(RECORD EXCERPTS)

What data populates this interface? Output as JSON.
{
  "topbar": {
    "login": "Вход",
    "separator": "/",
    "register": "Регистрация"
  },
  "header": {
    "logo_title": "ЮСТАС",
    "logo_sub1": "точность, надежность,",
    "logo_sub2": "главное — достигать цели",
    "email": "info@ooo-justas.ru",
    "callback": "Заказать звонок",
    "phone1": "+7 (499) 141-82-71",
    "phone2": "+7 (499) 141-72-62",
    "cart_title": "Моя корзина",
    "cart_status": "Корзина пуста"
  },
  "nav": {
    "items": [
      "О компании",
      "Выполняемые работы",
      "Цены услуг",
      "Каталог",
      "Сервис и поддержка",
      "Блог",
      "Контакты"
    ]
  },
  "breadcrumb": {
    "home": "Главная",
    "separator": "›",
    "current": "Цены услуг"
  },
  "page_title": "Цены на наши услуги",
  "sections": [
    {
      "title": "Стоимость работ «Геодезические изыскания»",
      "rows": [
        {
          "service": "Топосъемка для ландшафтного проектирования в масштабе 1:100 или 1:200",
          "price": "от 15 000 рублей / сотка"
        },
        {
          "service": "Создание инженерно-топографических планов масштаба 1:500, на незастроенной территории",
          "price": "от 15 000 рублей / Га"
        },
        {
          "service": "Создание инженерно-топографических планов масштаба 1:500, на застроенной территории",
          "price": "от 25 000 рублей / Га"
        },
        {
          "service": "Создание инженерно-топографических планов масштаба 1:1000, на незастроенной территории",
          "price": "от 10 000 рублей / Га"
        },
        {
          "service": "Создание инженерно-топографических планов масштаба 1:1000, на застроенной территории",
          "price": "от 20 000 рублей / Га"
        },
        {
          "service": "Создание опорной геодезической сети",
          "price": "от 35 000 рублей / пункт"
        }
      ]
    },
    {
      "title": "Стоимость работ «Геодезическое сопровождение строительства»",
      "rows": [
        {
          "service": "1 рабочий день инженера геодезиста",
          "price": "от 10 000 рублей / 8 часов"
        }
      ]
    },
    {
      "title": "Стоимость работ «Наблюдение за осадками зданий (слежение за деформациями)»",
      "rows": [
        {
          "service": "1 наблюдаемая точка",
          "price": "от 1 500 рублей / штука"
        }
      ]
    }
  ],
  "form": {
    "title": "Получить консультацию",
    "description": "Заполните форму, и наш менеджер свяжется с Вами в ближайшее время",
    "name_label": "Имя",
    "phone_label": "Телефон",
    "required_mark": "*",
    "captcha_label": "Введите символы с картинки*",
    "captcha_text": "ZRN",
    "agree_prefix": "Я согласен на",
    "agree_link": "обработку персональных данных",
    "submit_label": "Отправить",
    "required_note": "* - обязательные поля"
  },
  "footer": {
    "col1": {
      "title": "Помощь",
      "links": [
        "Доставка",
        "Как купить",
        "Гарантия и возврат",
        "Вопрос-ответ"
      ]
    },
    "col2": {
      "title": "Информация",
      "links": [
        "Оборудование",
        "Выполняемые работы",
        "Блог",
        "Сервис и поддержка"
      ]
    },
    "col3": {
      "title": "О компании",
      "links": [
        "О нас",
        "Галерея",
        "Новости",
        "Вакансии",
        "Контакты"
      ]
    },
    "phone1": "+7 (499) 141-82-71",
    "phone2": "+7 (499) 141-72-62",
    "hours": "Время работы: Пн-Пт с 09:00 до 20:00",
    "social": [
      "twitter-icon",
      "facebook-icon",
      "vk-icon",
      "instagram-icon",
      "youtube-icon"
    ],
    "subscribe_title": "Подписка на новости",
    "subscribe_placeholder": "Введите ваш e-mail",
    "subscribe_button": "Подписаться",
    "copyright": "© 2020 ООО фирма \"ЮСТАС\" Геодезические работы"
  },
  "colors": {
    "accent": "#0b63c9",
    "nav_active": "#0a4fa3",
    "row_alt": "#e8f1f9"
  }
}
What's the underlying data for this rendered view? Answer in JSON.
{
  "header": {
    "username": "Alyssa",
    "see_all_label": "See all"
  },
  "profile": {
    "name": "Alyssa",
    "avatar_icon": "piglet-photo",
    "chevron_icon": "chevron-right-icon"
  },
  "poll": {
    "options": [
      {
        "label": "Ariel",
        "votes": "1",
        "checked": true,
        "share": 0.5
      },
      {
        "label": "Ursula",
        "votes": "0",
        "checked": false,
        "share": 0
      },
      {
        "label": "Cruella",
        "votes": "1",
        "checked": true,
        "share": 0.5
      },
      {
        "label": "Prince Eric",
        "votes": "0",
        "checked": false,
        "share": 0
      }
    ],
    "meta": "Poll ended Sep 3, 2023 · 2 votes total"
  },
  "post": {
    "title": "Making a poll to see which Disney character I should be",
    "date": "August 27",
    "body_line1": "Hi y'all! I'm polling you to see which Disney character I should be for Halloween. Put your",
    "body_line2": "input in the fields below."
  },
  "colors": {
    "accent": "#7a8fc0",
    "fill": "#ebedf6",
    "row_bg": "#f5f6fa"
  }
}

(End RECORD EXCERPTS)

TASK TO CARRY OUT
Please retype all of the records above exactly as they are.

WRITTEN SOLUTION
What data populates this interface? Output as JSON.
{
  "topbar": {
    "login": "Вход",
    "separator": "/",
    "register": "Регистрация"
  },
  "header": {
    "logo_title": "ЮСТАС",
    "logo_sub1": "точность, надежность,",
    "logo_sub2": "главное — достигать цели",
    "email": "info@ooo-justas.ru",
    "callback": "Заказать звонок",
    "phone1": "+7 (499) 141-82-71",
    "phone2": "+7 (499) 141-72-62",
    "cart_title": "Моя корзина",
    "cart_status": "Корзина пуста"
  },
  "nav": {
    "items": [
      "О компании",
      "Выполняемые работы",
      "Цены услуг",
      "Каталог",
      "Сервис и поддержка",
      "Блог",
      "Контакты"
    ]
  },
  "breadcrumb": {
    "home": "Главная",
    "separator": "›",
    "current": "Цены услуг"
  },
  "page_title": "Цены на наши услуги",
  "sections": [
    {
      "title": "Стоимость работ «Геодезические изыскания»",
      "rows": [
        {
          "service": "Топосъемка для ландшафтного проектирования в масштабе 1:100 или 1:200",
          "price": "от 15 000 рублей / сотка"
        },
        {
          "service": "Создание инженерно-топографических планов масштаба 1:500, на незастроенной территории",
          "price": "от 15 000 рублей / Га"
        },
        {
          "service": "Создание инженерно-топографических планов масштаба 1:500, на застроенной территории",
          "price": "от 25 000 рублей / Га"
        },
        {
          "service": "Создание инженерно-топографических планов масштаба 1:1000, на незастроенной территории",
          "price": "от 10 000 рублей / Га"
        },
        {
          "service": "Создание инженерно-топографических планов масштаба 1:1000, на застроенной территории",
          "price": "от 20 000 рублей / Га"
        },
        {
          "service": "Создание опорной геодезической сети",
          "price": "от 35 000 рублей / пункт"
        }
      ]
    },
    {
      "title": "Стоимость работ «Геодезическое сопровождение строительства»",
      "rows": [
        {
          "service": "1 рабочий день инженера геодезиста",
          "price": "от 10 000 рублей / 8 часов"
        }
      ]
    },
    {
      "title": "Стоимость работ «Наблюдение за осадками зданий (слежение за деформациями)»",
      "rows": [
        {
          "service": "1 наблюдаемая точка",
          "price": "от 1 500 рублей / штука"
        }
      ]
    }
  ],
  "form": {
    "title": "Получить консультацию",
    "description": "Заполните форму, и наш менеджер свяжется с Вами в ближайшее время",
    "name_label": "Имя",
    "phone_label": "Телефон",
    "required_mark": "*",
    "captcha_label": "Введите символы с картинки*",
    "captcha_text": "ZRN",
    "agree_prefix": "Я согласен на",
    "agree_link": "обработку персональных данных",
    "submit_label": "Отправить",
    "required_note": "* - обязательные поля"
  },
  "footer": {
    "col1": {
      "title": "Помощь",
      "links": [
        "Доставка",
        "Как купить",
        "Гарантия и возврат",
        "Вопрос-ответ"
      ]
    },
    "col2": {
      "title": "Информация",
      "links": [
        "Оборудование",
        "Выполняемые работы",
        "Блог",
        "Сервис и поддержка"
      ]
    },
    "col3": {
      "title": "О компании",
      "links": [
        "О нас",
        "Галерея",
        "Новости",
        "Вакансии",
        "Контакты"
      ]
    },
    "phone1": "+7 (499) 141-82-71",
    "phone2": "+7 (499) 141-72-62",
    "hours": "Время работы: Пн-Пт с 09:00 до 20:00",
    "social": [
      "twitter-icon",
      "facebook-icon",
      "vk-icon",
      "instagram-icon",
      "youtube-icon"
    ],
    "subscribe_title": "Подписка на новости",
    "subscribe_placeholder": "Введите ваш e-mail",
    "subscribe_button": "Подписаться",
    "copyright": "© 2020 ООО фирма \"ЮСТАС\" Геодезические работы"
  },
  "colors": {
    "accent": "#0b63c9",
    "nav_active": "#0a4fa3",
    "row_alt": "#e8f1f9"
  }
}
What's the underlying data for this rendered view? Answer in JSON.
{
  "header": {
    "username": "Alyssa",
    "see_all_label": "See all"
  },
  "profile": {
    "name": "Alyssa",
    "avatar_icon": "piglet-photo",
    "chevron_icon": "chevron-right-icon"
  },
  "poll": {
    "options": [
      {
        "label": "Ariel",
        "votes": "1",
        "checked": true,
        "share": 0.5
      },
      {
        "label": "Ursula",
        "votes": "0",
        "checked": false,
        "share": 0
      },
      {
        "label": "Cruella",
        "votes": "1",
        "checked": true,
        "share": 0.5
      },
      {
        "label": "Prince Eric",
        "votes": "0",
        "checked": false,
        "share": 0
      }
    ],
    "meta": "Poll ended Sep 3, 2023 · 2 votes total"
  },
  "post": {
    "title": "Making a poll to see which Disney character I should be",
    "date": "August 27",
    "body_line1": "Hi y'all! I'm polling you to see which Disney character I should be for Halloween. Put your",
    "body_line2": "input in the fields below."
  },
  "colors": {
    "accent": "#7a8fc0",
    "fill": "#ebedf6",
    "row_bg": "#f5f6fa"
  }
}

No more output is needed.